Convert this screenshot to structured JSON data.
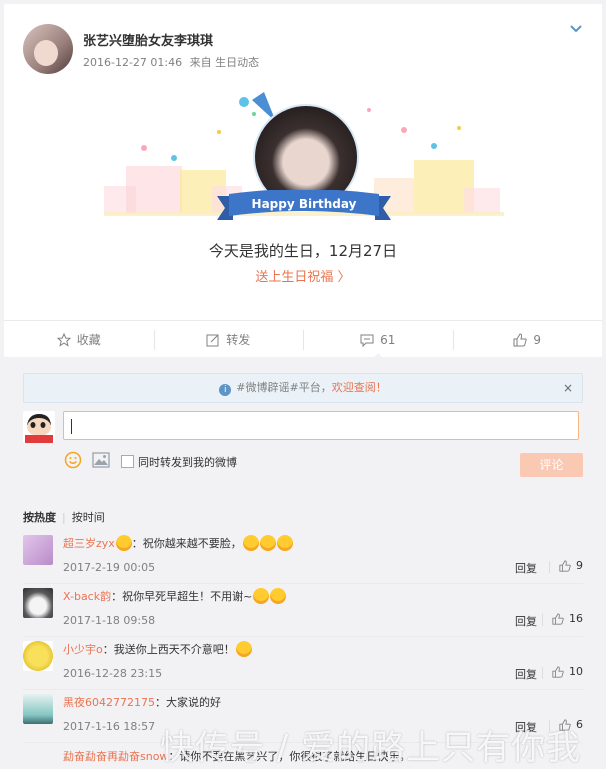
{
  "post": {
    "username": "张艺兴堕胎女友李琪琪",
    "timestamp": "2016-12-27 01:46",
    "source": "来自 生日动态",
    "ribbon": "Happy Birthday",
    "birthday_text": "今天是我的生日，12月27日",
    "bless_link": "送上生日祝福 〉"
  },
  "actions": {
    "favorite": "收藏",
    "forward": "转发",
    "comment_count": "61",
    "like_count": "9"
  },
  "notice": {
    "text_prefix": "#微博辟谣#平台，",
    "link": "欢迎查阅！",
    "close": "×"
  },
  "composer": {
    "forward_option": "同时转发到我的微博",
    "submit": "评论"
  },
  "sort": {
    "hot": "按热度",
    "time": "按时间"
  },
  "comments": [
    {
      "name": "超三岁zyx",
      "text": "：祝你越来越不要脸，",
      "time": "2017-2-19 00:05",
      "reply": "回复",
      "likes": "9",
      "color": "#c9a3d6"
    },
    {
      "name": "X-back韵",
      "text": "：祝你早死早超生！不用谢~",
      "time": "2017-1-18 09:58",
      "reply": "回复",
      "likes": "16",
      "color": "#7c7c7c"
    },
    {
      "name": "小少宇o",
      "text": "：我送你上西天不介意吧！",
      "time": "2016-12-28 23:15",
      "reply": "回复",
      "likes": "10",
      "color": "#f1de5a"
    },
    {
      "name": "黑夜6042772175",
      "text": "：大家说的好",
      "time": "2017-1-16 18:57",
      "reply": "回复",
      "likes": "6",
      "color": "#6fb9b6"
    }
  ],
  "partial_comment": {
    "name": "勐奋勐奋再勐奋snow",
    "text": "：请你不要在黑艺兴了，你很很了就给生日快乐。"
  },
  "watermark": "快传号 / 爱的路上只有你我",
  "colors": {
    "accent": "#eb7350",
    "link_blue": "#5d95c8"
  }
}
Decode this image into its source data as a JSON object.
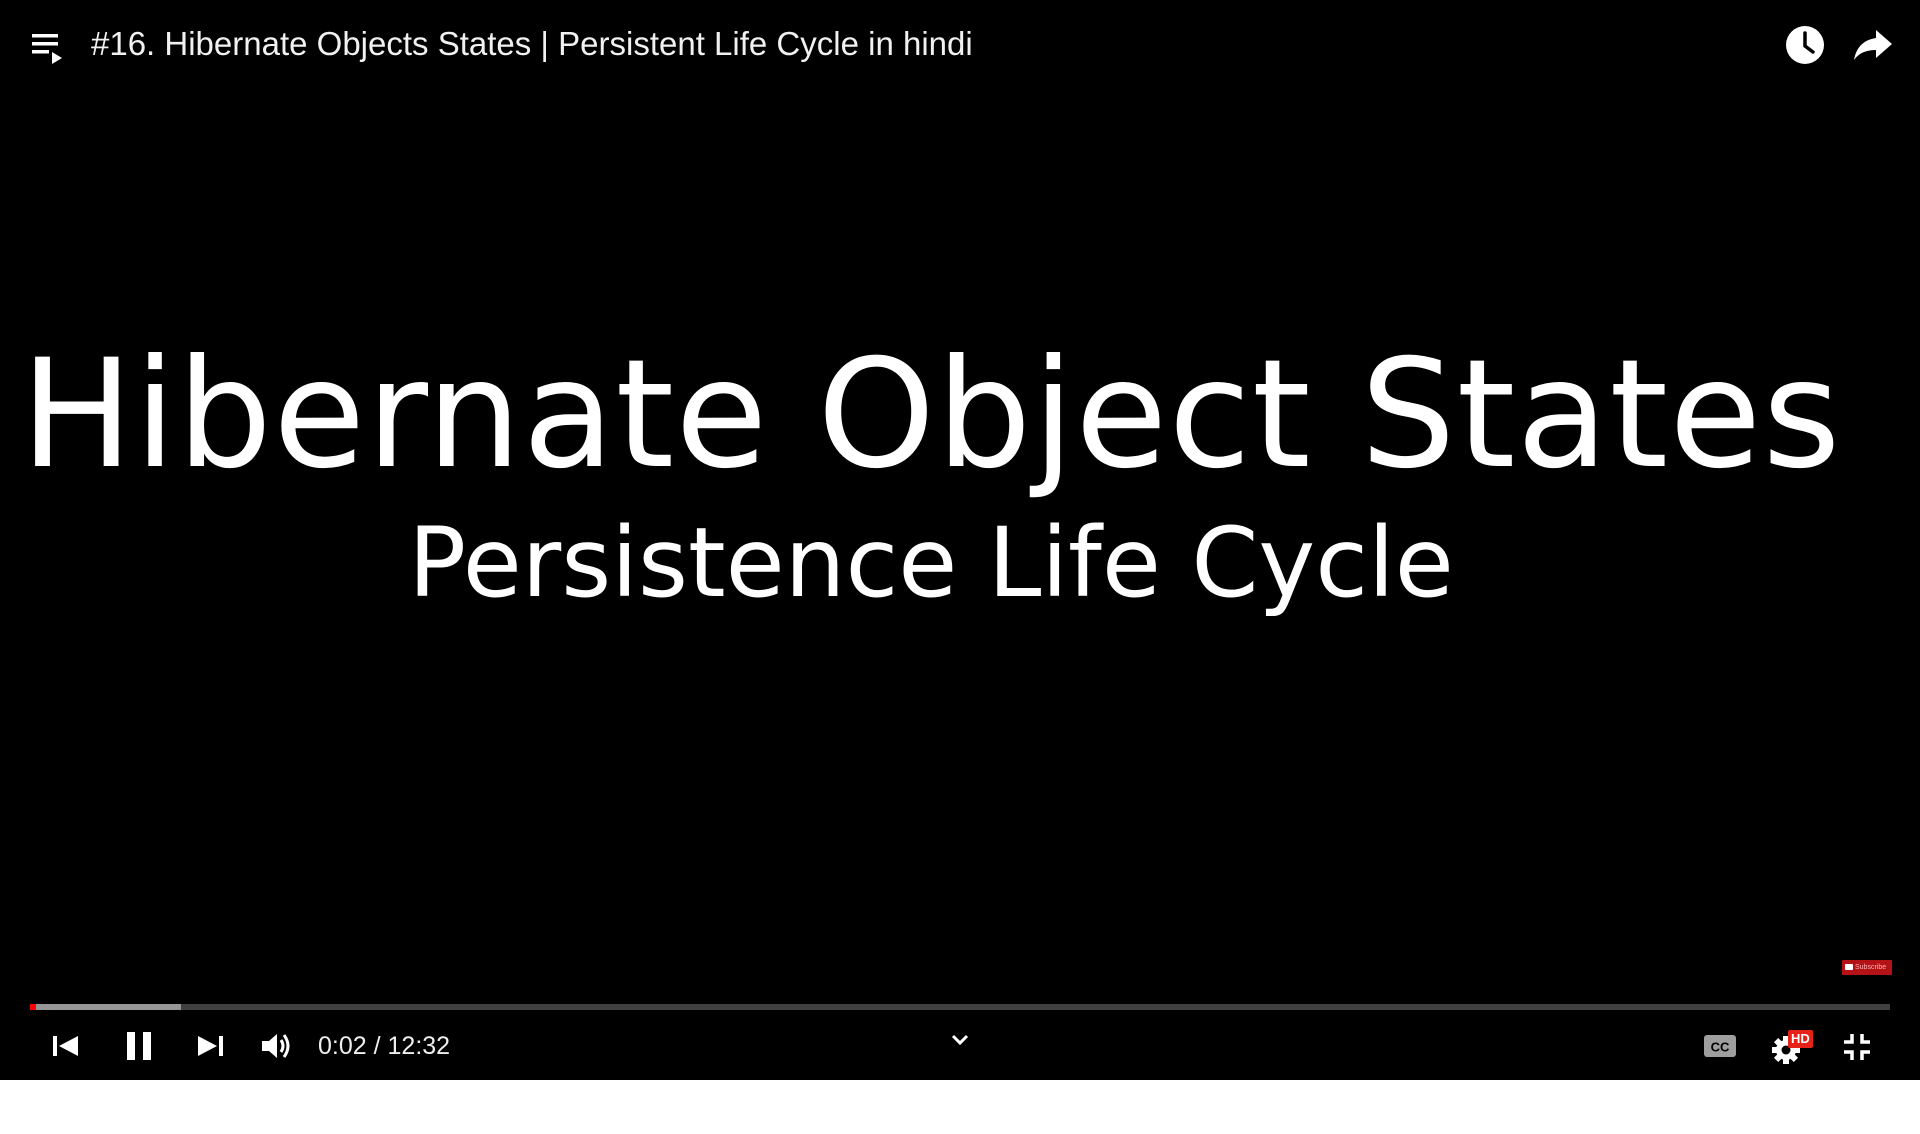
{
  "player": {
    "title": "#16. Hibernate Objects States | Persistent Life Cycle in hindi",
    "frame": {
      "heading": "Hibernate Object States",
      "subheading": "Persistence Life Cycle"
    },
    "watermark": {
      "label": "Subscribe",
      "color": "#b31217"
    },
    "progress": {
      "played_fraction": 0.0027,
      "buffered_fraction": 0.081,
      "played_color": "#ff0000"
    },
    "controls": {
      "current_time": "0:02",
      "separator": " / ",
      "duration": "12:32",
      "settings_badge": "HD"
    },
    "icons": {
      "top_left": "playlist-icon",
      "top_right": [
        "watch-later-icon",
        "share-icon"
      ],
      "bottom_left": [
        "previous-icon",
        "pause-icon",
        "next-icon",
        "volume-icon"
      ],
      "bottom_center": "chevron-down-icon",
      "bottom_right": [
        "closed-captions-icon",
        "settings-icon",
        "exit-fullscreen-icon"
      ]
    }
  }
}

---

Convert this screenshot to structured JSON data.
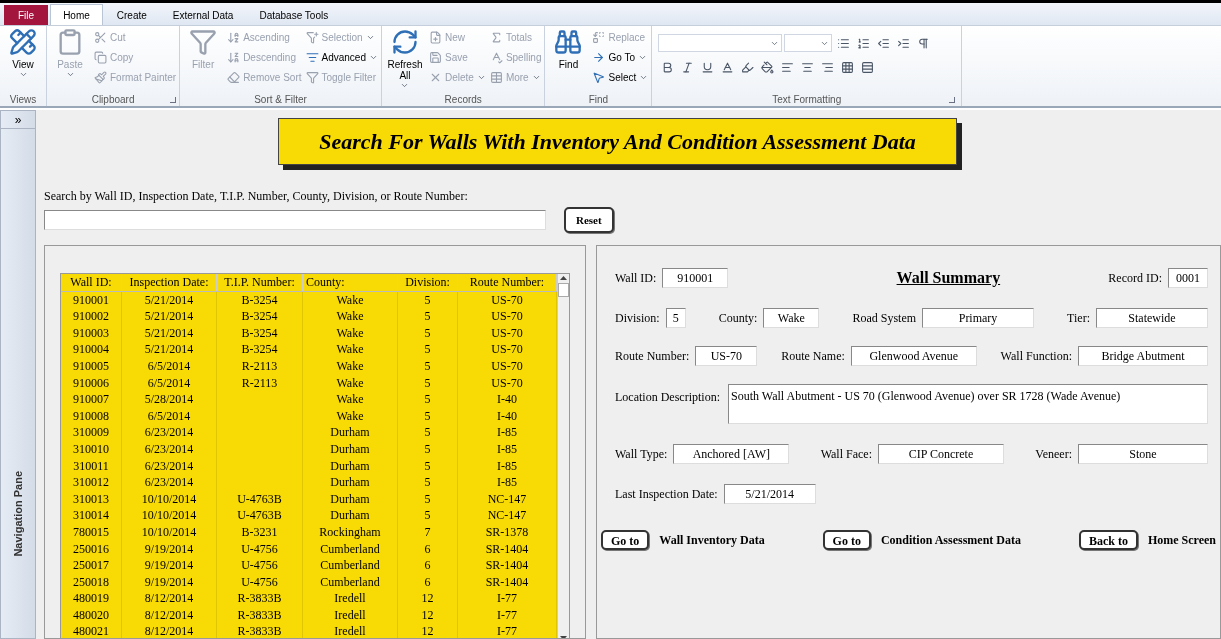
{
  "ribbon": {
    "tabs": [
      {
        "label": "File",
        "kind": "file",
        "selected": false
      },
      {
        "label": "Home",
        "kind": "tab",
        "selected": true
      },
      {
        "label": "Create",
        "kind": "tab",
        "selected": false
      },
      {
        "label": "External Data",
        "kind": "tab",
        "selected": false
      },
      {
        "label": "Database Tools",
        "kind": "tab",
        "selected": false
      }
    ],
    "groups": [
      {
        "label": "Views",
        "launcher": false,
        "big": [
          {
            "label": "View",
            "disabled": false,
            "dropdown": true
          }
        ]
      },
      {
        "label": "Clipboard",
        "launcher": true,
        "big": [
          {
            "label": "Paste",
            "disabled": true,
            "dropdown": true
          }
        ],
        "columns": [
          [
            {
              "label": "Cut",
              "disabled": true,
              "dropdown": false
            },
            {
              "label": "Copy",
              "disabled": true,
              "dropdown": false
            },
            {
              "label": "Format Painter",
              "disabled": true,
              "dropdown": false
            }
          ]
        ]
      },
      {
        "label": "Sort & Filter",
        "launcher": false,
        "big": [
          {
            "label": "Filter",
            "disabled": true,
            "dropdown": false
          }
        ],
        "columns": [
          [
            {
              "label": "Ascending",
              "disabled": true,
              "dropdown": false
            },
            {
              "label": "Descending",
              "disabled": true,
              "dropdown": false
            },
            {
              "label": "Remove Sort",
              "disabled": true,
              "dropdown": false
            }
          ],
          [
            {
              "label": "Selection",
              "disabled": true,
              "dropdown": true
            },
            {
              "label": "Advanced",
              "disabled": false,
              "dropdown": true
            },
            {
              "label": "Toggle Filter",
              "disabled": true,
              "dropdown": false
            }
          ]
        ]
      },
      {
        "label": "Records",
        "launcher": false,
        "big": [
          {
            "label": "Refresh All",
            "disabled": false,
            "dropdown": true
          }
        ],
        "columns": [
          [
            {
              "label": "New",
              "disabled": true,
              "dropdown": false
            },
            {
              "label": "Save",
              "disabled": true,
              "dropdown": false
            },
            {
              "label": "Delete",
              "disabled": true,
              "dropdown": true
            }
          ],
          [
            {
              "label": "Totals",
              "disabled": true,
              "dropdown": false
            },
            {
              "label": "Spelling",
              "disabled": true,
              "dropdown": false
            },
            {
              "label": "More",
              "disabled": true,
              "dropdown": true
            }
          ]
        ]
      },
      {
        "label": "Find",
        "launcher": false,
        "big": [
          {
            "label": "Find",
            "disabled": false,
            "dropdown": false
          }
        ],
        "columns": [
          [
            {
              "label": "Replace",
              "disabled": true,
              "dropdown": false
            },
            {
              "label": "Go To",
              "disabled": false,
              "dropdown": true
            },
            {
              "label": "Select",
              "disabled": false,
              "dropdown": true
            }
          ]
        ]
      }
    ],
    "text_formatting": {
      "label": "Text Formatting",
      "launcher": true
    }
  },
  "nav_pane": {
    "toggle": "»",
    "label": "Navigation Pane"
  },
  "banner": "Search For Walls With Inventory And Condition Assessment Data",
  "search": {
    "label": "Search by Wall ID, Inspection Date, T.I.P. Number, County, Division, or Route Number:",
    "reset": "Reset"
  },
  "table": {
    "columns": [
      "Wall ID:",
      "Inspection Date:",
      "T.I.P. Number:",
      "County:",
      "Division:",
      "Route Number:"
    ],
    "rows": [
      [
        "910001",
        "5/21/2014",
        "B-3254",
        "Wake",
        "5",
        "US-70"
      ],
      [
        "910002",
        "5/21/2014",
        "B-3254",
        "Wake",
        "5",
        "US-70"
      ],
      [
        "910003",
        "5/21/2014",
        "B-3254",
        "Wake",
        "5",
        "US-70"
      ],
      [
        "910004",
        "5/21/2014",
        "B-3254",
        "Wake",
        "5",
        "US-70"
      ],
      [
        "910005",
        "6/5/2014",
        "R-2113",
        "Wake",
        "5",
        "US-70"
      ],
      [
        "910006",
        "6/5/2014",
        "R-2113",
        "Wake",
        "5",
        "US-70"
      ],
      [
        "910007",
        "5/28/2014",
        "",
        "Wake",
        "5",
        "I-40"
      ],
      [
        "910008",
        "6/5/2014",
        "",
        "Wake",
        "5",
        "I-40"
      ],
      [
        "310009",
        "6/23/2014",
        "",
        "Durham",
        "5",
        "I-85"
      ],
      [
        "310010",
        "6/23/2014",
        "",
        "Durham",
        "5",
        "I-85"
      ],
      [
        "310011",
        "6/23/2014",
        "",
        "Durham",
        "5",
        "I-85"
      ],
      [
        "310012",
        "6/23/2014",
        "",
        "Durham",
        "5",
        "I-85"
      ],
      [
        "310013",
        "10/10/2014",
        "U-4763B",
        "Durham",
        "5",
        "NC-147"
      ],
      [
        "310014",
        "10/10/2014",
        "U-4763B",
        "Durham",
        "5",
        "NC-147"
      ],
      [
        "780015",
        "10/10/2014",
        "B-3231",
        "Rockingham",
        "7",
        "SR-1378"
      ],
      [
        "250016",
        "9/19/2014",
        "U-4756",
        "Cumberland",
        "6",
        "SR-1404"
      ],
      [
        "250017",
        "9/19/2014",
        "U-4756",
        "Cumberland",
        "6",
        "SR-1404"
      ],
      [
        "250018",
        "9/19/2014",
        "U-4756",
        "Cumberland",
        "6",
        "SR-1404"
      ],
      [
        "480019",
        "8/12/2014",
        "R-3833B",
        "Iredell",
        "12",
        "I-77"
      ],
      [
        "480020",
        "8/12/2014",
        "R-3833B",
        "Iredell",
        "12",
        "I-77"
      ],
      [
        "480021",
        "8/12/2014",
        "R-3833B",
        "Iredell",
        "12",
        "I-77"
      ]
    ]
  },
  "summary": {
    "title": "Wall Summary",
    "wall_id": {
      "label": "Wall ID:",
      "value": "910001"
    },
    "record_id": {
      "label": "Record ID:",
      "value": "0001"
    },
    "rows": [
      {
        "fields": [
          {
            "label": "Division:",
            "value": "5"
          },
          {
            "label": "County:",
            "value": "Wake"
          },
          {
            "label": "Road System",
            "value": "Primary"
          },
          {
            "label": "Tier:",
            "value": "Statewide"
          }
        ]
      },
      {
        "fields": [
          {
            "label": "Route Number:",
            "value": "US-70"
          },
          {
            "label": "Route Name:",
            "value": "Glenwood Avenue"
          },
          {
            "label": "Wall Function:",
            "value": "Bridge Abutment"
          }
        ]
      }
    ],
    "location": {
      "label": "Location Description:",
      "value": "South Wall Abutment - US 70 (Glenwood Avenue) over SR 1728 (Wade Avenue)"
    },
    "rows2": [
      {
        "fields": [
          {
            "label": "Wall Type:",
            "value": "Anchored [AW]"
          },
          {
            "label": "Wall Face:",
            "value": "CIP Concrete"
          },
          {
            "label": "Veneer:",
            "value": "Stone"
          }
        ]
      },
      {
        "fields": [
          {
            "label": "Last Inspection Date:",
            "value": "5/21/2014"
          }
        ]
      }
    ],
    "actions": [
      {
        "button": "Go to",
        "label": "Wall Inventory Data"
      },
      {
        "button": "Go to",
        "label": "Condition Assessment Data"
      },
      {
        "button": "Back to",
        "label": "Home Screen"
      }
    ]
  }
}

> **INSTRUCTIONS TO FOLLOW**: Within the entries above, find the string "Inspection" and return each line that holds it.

> **YOUR RESPONSE**:
    "label": "Search by Wall ID, Inspection Date, T.I.P. Number, County, Division, or Route Number:",
      "Inspection Date:",
            "label": "Last Inspection Date:",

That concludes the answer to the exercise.